Element data from apps and pages:

• • • •

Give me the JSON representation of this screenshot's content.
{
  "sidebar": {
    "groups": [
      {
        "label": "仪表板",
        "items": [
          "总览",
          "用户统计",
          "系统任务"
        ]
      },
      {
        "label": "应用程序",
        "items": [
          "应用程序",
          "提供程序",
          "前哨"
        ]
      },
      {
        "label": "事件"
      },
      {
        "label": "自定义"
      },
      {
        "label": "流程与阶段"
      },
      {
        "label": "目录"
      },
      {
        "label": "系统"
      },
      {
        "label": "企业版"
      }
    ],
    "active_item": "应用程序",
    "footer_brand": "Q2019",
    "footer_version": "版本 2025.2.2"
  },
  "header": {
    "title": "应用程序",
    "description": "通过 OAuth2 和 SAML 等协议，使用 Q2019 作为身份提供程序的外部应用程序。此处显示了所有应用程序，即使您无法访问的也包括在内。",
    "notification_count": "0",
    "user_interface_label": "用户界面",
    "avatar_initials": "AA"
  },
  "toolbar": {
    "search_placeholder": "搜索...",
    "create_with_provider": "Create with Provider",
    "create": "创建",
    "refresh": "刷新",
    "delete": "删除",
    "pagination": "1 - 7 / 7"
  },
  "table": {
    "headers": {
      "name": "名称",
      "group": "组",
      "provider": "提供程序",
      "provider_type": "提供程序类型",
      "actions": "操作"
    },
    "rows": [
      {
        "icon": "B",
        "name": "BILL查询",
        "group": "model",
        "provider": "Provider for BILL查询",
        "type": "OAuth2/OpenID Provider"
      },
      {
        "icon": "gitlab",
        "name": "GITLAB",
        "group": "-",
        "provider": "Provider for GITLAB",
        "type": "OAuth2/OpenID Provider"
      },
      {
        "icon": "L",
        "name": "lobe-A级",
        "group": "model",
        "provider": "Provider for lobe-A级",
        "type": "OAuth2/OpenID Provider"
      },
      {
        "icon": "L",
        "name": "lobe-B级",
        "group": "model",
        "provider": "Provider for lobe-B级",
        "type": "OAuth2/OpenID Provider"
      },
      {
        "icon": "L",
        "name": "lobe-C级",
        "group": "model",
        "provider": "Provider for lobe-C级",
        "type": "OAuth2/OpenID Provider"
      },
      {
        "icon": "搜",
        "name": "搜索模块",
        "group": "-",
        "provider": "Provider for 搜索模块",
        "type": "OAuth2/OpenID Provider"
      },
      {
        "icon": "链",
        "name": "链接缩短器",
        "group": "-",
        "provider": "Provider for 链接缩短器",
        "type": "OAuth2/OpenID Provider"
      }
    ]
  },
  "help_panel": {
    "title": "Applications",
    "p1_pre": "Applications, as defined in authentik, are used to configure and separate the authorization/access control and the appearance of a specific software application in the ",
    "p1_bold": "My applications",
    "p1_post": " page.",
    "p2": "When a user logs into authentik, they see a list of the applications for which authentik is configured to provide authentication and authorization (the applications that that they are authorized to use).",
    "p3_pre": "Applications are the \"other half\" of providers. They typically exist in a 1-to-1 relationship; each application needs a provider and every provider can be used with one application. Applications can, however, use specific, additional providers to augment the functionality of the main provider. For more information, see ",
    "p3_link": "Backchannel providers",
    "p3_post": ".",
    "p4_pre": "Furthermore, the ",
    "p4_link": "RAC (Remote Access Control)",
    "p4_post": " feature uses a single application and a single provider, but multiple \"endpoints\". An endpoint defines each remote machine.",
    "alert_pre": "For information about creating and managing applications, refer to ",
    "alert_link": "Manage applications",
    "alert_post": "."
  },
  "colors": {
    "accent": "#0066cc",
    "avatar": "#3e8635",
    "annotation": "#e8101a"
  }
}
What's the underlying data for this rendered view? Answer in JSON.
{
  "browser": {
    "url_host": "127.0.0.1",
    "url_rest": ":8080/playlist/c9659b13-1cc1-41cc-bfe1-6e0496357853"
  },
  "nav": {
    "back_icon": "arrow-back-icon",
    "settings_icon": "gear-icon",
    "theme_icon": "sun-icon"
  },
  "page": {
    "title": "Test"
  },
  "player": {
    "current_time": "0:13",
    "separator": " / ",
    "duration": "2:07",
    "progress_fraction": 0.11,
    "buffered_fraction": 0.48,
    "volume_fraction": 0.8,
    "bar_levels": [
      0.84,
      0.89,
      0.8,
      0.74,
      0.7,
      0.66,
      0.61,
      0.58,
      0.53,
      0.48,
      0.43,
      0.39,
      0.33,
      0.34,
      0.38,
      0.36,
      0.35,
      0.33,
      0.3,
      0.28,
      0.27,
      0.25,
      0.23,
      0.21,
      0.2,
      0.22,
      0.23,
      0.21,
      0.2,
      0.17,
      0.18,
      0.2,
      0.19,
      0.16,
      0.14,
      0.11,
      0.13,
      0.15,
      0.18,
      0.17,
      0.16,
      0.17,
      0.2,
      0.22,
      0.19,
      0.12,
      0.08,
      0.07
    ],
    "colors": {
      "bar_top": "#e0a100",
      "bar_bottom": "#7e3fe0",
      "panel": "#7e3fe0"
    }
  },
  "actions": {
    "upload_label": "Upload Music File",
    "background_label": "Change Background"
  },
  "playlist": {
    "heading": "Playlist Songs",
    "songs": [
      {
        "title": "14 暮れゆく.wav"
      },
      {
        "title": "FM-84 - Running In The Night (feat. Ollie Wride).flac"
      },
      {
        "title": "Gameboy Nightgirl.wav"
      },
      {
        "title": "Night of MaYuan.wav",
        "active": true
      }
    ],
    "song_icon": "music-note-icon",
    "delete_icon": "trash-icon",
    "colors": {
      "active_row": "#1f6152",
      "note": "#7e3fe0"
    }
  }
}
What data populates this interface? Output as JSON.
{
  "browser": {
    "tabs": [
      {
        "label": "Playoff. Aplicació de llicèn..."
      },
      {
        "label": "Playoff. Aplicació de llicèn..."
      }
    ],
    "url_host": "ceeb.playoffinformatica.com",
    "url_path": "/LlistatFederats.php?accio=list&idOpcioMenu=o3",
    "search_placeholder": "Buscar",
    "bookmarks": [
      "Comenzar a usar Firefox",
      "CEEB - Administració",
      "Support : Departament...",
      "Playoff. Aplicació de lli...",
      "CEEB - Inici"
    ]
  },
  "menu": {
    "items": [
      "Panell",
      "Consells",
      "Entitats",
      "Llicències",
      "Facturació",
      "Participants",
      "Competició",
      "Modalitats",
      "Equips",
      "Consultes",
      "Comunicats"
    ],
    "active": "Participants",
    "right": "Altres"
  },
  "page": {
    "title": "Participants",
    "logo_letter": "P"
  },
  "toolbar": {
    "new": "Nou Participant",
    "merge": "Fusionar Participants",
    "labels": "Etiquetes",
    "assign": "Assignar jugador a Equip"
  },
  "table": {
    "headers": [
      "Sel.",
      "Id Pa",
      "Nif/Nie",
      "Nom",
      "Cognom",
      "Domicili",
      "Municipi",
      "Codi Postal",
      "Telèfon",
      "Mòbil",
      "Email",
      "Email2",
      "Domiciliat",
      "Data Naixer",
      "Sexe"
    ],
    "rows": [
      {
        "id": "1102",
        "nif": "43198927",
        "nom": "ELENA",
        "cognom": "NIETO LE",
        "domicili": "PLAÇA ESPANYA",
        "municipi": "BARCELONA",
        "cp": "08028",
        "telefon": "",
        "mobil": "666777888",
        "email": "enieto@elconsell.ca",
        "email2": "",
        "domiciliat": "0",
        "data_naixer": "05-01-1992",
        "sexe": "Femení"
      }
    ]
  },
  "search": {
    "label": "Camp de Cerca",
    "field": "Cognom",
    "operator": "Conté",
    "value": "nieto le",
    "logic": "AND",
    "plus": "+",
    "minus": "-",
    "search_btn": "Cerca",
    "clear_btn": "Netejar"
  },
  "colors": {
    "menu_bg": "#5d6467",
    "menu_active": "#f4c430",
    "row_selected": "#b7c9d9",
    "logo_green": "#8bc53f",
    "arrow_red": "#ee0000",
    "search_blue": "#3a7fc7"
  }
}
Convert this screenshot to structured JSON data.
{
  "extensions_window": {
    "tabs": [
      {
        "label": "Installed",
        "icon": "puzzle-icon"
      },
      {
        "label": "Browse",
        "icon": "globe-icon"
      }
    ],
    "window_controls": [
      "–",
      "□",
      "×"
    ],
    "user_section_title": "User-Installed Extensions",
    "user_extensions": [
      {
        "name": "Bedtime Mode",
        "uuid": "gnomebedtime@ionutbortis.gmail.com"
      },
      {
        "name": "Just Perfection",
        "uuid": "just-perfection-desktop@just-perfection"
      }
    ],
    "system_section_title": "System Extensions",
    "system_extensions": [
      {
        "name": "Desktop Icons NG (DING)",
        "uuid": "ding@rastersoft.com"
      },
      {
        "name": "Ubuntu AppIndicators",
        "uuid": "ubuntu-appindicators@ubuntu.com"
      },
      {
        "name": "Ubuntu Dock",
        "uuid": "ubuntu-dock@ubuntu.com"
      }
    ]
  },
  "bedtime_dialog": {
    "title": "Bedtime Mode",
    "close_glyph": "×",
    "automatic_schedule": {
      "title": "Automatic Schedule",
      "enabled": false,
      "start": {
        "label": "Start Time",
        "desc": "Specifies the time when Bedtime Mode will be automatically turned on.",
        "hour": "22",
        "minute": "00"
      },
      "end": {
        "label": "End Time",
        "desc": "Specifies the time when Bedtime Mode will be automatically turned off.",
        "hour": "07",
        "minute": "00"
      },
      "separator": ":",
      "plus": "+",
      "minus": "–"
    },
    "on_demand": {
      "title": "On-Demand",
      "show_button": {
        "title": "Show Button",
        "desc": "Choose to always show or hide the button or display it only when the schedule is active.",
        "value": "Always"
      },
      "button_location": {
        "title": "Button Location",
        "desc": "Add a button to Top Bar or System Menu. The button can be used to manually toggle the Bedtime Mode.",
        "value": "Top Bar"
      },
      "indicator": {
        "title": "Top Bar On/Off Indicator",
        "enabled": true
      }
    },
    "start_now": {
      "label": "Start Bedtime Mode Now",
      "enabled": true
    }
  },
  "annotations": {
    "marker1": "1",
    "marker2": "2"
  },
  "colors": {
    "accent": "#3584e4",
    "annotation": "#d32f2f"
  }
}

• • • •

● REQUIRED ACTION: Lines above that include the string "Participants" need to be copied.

● RESULT FOR THIS EXERCISE:
      "Participants",
    "active": "Participants",
    "title": "Participants",
    "merge": "Fusionar Participants",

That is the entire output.